The House I Loved
Tatiana de Rosnay's new novel deals with love of home and family.
Tatiana de Rosnay is best known for her novel Sarah's Key and the movie made from it, both of which delve into the Vel' d'Hiv Roundup in which French authorities deported non-French Jewish émigrés and their French-born families to Auschwitz. The House I Loved explores another period of French history, one that is perhaps less tragic, but still heartbreaking on a personal level.
In the 1860s, Napoléon III and his prefect, Baron Haussmann, embarked on a plan to modernize Paris, including creating wide grand boulevards. Unfortunately, creating a modern 19th century Paris involved changing much of what the city had developed into since the medieval period. Small, winding streets had to go, and in order to change the street plans and rework the entire city, many Parisians were paid to leave their homes and move to a different part of the city.

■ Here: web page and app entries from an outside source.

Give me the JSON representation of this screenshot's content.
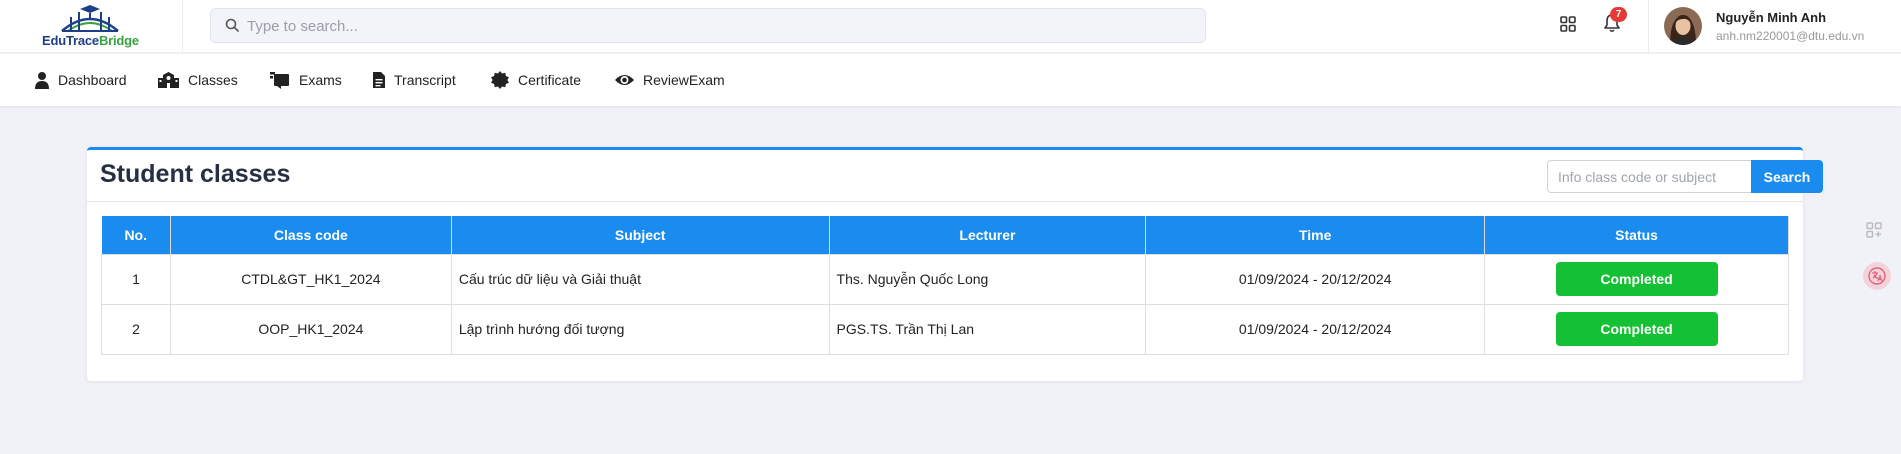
{
  "brand": {
    "name_part1": "EduTrace",
    "name_part2": "Bridge"
  },
  "search": {
    "placeholder": "Type to search..."
  },
  "notifications": {
    "count": "7"
  },
  "user": {
    "name": "Nguyễn Minh Anh",
    "email": "anh.nm220001@dtu.edu.vn"
  },
  "nav": [
    {
      "label": "Dashboard",
      "icon": "user-icon"
    },
    {
      "label": "Classes",
      "icon": "school-icon"
    },
    {
      "label": "Exams",
      "icon": "exam-icon"
    },
    {
      "label": "Transcript",
      "icon": "document-icon"
    },
    {
      "label": "Certificate",
      "icon": "certificate-icon"
    },
    {
      "label": "ReviewExam",
      "icon": "eye-icon"
    }
  ],
  "card": {
    "title": "Student classes",
    "search_placeholder": "Info class code or subject",
    "search_button": "Search"
  },
  "table": {
    "headers": [
      "No.",
      "Class code",
      "Subject",
      "Lecturer",
      "Time",
      "Status"
    ],
    "rows": [
      {
        "no": "1",
        "code": "CTDL&GT_HK1_2024",
        "subject": "Cấu trúc dữ liệu và Giải thuật",
        "lecturer": "Ths. Nguyễn Quốc Long",
        "time": "01/09/2024 - 20/12/2024",
        "status": "Completed"
      },
      {
        "no": "2",
        "code": "OOP_HK1_2024",
        "subject": "Lập trình hướng đối tượng",
        "lecturer": "PGS.TS. Trần Thị Lan",
        "time": "01/09/2024 - 20/12/2024",
        "status": "Completed"
      }
    ]
  },
  "colors": {
    "primary": "#1a8cf0",
    "success": "#14c134",
    "badge_red": "#e53935",
    "background": "#f1f2f8"
  }
}
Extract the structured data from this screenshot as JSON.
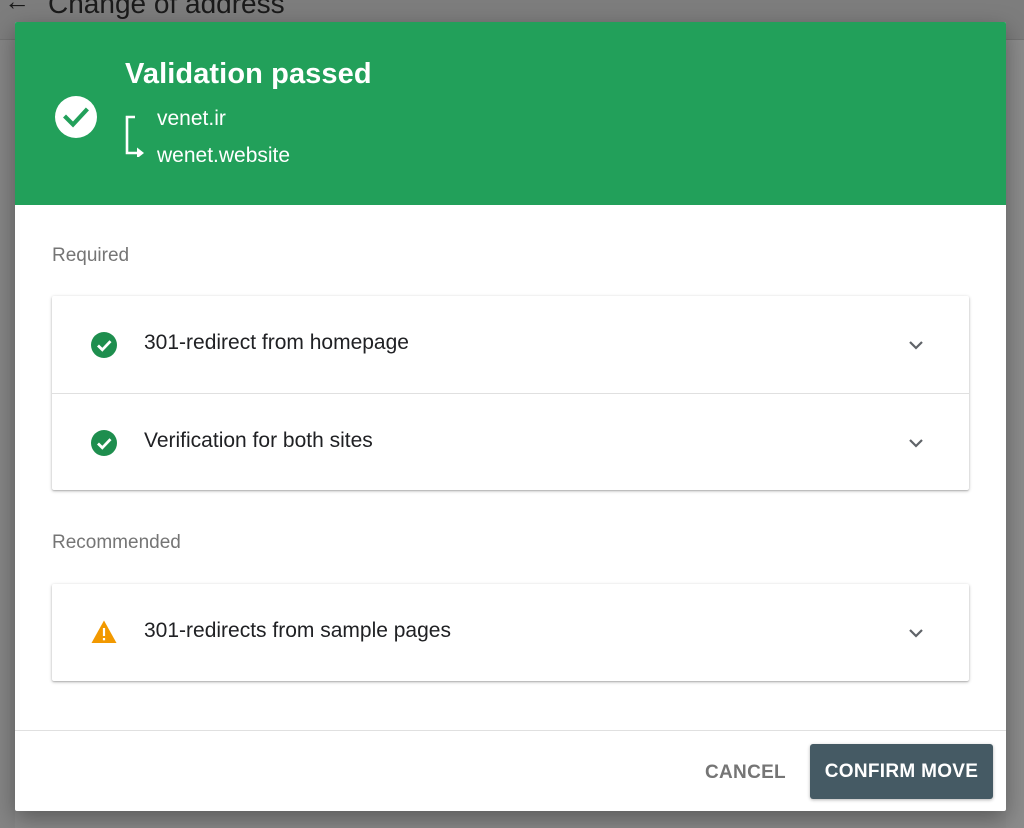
{
  "background_page": {
    "title": "Change of address"
  },
  "dialog": {
    "header": {
      "status_title": "Validation passed",
      "from_site": "venet.ir",
      "to_site": "wenet.website",
      "bg_color": "#22a05a"
    },
    "required": {
      "label": "Required",
      "items": [
        {
          "label": "301-redirect from homepage",
          "status": "passed",
          "icon": "check-circle-icon"
        },
        {
          "label": "Verification for both sites",
          "status": "passed",
          "icon": "check-circle-icon"
        }
      ]
    },
    "recommended": {
      "label": "Recommended",
      "items": [
        {
          "label": "301-redirects from sample pages",
          "status": "warning",
          "icon": "warning-icon"
        }
      ]
    },
    "actions": {
      "cancel_label": "CANCEL",
      "confirm_label": "CONFIRM MOVE"
    },
    "colors": {
      "success": "#1e8e4e",
      "warning": "#f29900",
      "confirm_button": "#455a64"
    }
  }
}
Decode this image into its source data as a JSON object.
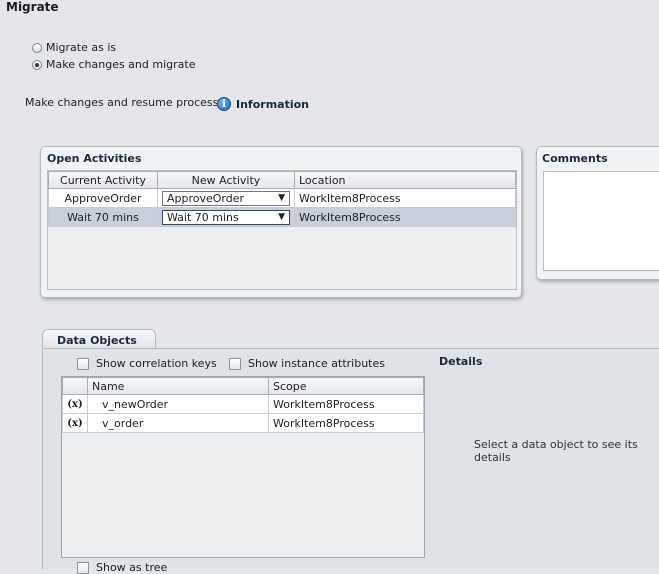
{
  "page": {
    "title": "Migrate"
  },
  "migration_options": [
    {
      "label": "Migrate as is",
      "selected": false
    },
    {
      "label": "Make changes and migrate",
      "selected": true
    }
  ],
  "resume": {
    "label": "Make changes and resume process"
  },
  "info": {
    "icon": "info-icon",
    "label": "Information"
  },
  "open_activities": {
    "title": "Open Activities",
    "columns": [
      "Current Activity",
      "New Activity",
      "Location"
    ],
    "rows": [
      {
        "current": "ApproveOrder",
        "new": "ApproveOrder",
        "location": "WorkItem8Process",
        "selected": false
      },
      {
        "current": "Wait 70 mins",
        "new": "Wait 70 mins",
        "location": "WorkItem8Process",
        "selected": true
      }
    ]
  },
  "comments": {
    "title": "Comments"
  },
  "data_objects": {
    "tab_label": "Data Objects",
    "show_correlation_keys": "Show correlation keys",
    "show_instance_attributes": "Show instance attributes",
    "columns": [
      "Name",
      "Scope"
    ],
    "rows": [
      {
        "icon": "(x)",
        "name": "v_newOrder",
        "scope": "WorkItem8Process"
      },
      {
        "icon": "(x)",
        "name": "v_order",
        "scope": "WorkItem8Process"
      }
    ],
    "show_as_tree": "Show as tree"
  },
  "details": {
    "title": "Details",
    "placeholder": "Select a data object to see its details"
  }
}
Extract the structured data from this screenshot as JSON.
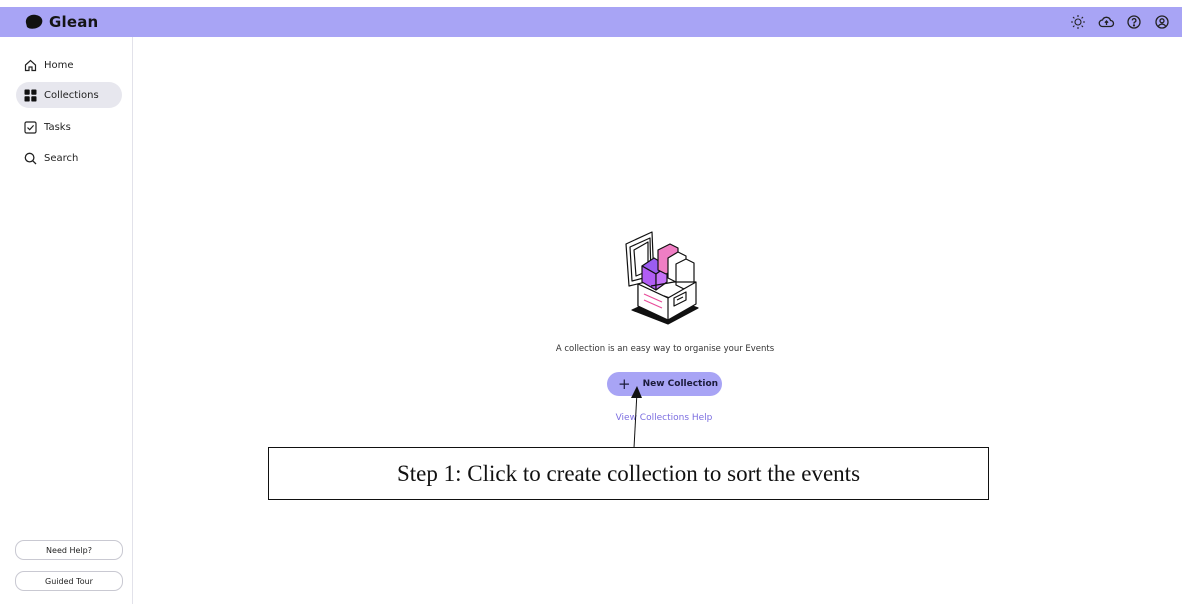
{
  "app": {
    "name": "Glean"
  },
  "header": {
    "icons": [
      "sun-icon",
      "cloud-upload-icon",
      "help-circle-icon",
      "user-circle-icon"
    ]
  },
  "sidebar": {
    "items": [
      {
        "label": "Home",
        "icon": "home-icon",
        "active": false
      },
      {
        "label": "Collections",
        "icon": "grid-icon",
        "active": true
      },
      {
        "label": "Tasks",
        "icon": "checkbox-icon",
        "active": false
      },
      {
        "label": "Search",
        "icon": "search-icon",
        "active": false
      }
    ],
    "need_help": "Need Help?",
    "guided_tour": "Guided Tour"
  },
  "main": {
    "empty_message": "A collection is an easy way to organise your Events",
    "new_collection_label": "New Collection",
    "help_link": "View Collections Help"
  },
  "annotation": {
    "text": "Step 1: Click to create collection to sort the events"
  },
  "colors": {
    "accent": "#a8a4f5",
    "link": "#7b6de0",
    "active_nav": "#e7e7ee"
  }
}
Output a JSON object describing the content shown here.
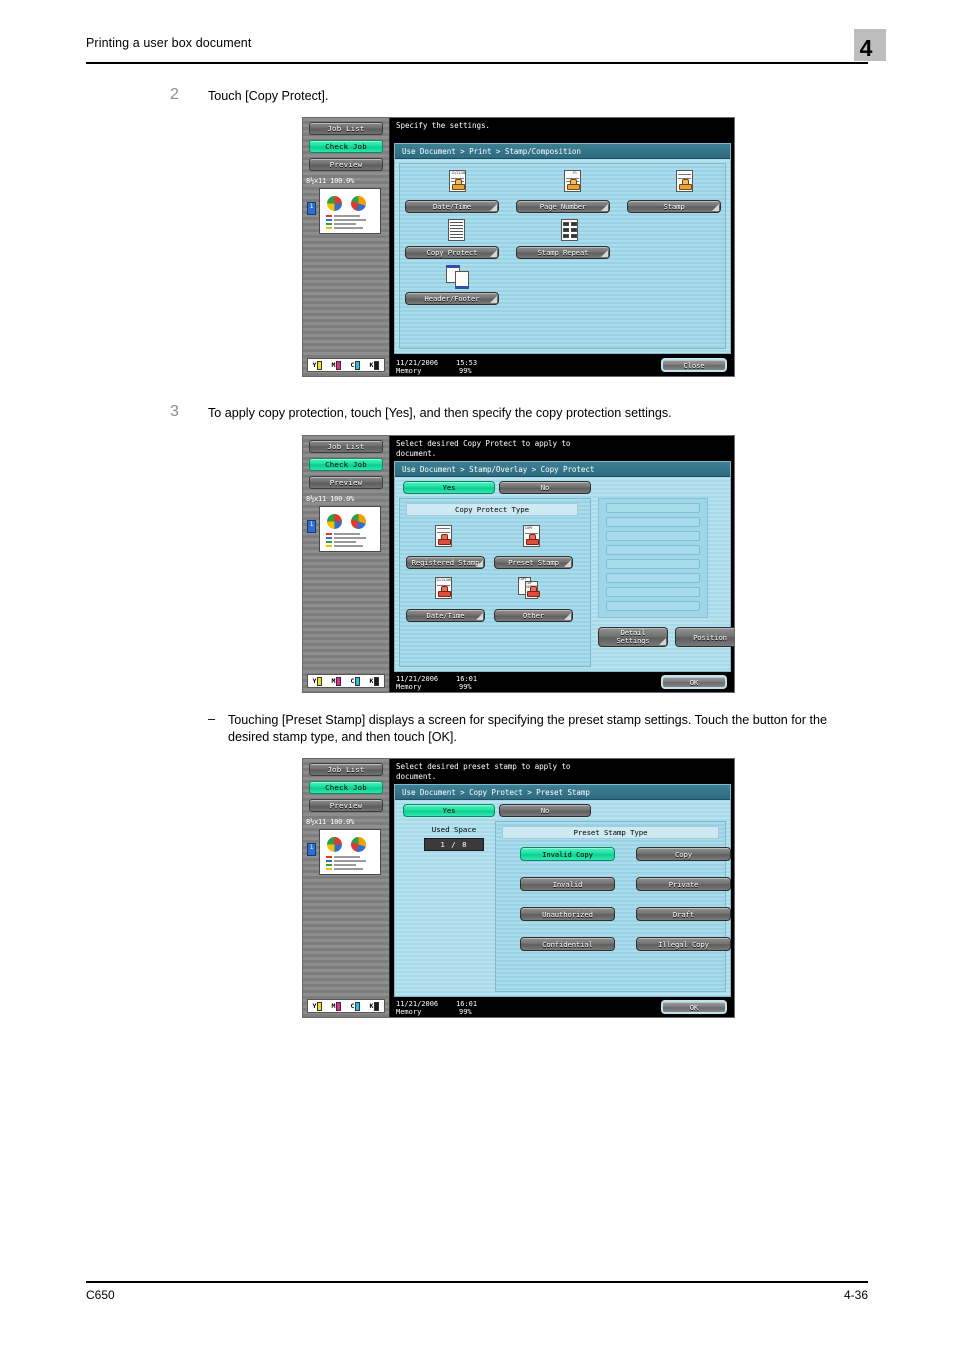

In The House I Loved, Tatiana de Rosnay imagines a 60 year old woman named Rose Bazelet who is determined not to give up her beloved house so easily. Rose had a less-than-ideal childhood, but she found bliss in marrying her husband Armand and moving with him to his family's house on the rue Childebert. Although there were personal tragedies in their lives, the house on rue Childebert had provided Rose with a true family, and no amount of money could compensate for losing those memories.
Rose's story is told primarily through a letter or journal entry which she writes to her deceased husband as she awaits the final destruction of their much-loved house. She alternates between explaining to him the current situation and reminiscing about their life, both the happy and sad times. Occasionally her narrative is interrupted by letters past and present to Rose from the people in her life.
The House I Loved is not a novel with much action, but it is a fascinating view into the life of a 19th century Parisian woman, as well as a period of French history that is not much-discussed. Certainly the re-creation of the city of Paris is not as dramatic on a wide scale as the roundup of the Vel' d'Hiv, but the place one lives can be incredibly important. For so many Parisians to be forced from their homes, often ones that had been in their families for decades or more, is a tragedy on an individual scale, repeated throughout the city. This story is intriguing both for Rose's love of her house and for the love she discovered in her husband's family home.